### Recorded information
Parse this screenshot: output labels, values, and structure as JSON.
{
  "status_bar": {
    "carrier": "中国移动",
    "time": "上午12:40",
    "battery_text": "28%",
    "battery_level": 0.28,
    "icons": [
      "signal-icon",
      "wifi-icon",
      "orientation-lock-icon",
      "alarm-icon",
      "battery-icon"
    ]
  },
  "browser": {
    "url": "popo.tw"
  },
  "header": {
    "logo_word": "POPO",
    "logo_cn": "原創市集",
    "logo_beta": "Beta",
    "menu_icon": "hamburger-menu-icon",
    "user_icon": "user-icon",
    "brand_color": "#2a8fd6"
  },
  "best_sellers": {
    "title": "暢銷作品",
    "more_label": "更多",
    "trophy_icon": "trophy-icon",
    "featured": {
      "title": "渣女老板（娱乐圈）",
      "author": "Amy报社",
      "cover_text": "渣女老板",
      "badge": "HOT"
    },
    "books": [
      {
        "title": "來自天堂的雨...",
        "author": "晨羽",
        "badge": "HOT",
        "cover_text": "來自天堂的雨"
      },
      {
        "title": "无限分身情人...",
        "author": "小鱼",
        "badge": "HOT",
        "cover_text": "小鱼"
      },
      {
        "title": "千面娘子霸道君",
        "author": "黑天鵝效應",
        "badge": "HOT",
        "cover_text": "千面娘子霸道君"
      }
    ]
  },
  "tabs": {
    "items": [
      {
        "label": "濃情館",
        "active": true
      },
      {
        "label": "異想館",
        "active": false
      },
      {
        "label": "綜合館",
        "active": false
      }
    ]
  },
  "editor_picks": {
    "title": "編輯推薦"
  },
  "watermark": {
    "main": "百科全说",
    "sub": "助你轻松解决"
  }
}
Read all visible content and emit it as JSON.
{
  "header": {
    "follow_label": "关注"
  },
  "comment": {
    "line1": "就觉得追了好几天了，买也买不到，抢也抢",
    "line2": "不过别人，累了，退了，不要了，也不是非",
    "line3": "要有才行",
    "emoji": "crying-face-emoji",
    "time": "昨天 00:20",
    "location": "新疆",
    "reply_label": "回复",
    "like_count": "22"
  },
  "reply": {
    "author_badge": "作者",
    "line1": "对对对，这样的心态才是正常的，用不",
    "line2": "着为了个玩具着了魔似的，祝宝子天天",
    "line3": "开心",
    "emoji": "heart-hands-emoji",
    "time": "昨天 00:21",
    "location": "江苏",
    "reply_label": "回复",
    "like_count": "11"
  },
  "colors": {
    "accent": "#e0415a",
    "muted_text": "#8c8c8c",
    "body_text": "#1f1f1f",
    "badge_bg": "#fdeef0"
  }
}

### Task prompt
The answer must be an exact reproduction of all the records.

### Answer section
Parse this screenshot: output labels, values, and structure as JSON.
{
  "status_bar": {
    "carrier": "中国移动",
    "time": "上午12:40",
    "battery_text": "28%",
    "battery_level": 0.28,
    "icons": [
      "signal-icon",
      "wifi-icon",
      "orientation-lock-icon",
      "alarm-icon",
      "battery-icon"
    ]
  },
  "browser": {
    "url": "popo.tw"
  },
  "header": {
    "logo_word": "POPO",
    "logo_cn": "原創市集",
    "logo_beta": "Beta",
    "menu_icon": "hamburger-menu-icon",
    "user_icon": "user-icon",
    "brand_color": "#2a8fd6"
  },
  "best_sellers": {
    "title": "暢銷作品",
    "more_label": "更多",
    "trophy_icon": "trophy-icon",
    "featured": {
      "title": "渣女老板（娱乐圈）",
      "author": "Amy报社",
      "cover_text": "渣女老板",
      "badge": "HOT"
    },
    "books": [
      {
        "title": "來自天堂的雨...",
        "author": "晨羽",
        "badge": "HOT",
        "cover_text": "來自天堂的雨"
      },
      {
        "title": "无限分身情人...",
        "author": "小鱼",
        "badge": "HOT",
        "cover_text": "小鱼"
      },
      {
        "title": "千面娘子霸道君",
        "author": "黑天鵝效應",
        "badge": "HOT",
        "cover_text": "千面娘子霸道君"
      }
    ]
  },
  "tabs": {
    "items": [
      {
        "label": "濃情館",
        "active": true
      },
      {
        "label": "異想館",
        "active": false
      },
      {
        "label": "綜合館",
        "active": false
      }
    ]
  },
  "editor_picks": {
    "title": "編輯推薦"
  },
  "watermark": {
    "main": "百科全说",
    "sub": "助你轻松解决"
  }
}
Read all visible content and emit it as JSON.
{
  "header": {
    "follow_label": "关注"
  },
  "comment": {
    "line1": "就觉得追了好几天了，买也买不到，抢也抢",
    "line2": "不过别人，累了，退了，不要了，也不是非",
    "line3": "要有才行",
    "emoji": "crying-face-emoji",
    "time": "昨天 00:20",
    "location": "新疆",
    "reply_label": "回复",
    "like_count": "22"
  },
  "reply": {
    "author_badge": "作者",
    "line1": "对对对，这样的心态才是正常的，用不",
    "line2": "着为了个玩具着了魔似的，祝宝子天天",
    "line3": "开心",
    "emoji": "heart-hands-emoji",
    "time": "昨天 00:21",
    "location": "江苏",
    "reply_label": "回复",
    "like_count": "11"
  },
  "colors": {
    "accent": "#e0415a",
    "muted_text": "#8c8c8c",
    "body_text": "#1f1f1f",
    "badge_bg": "#fdeef0"
  }
}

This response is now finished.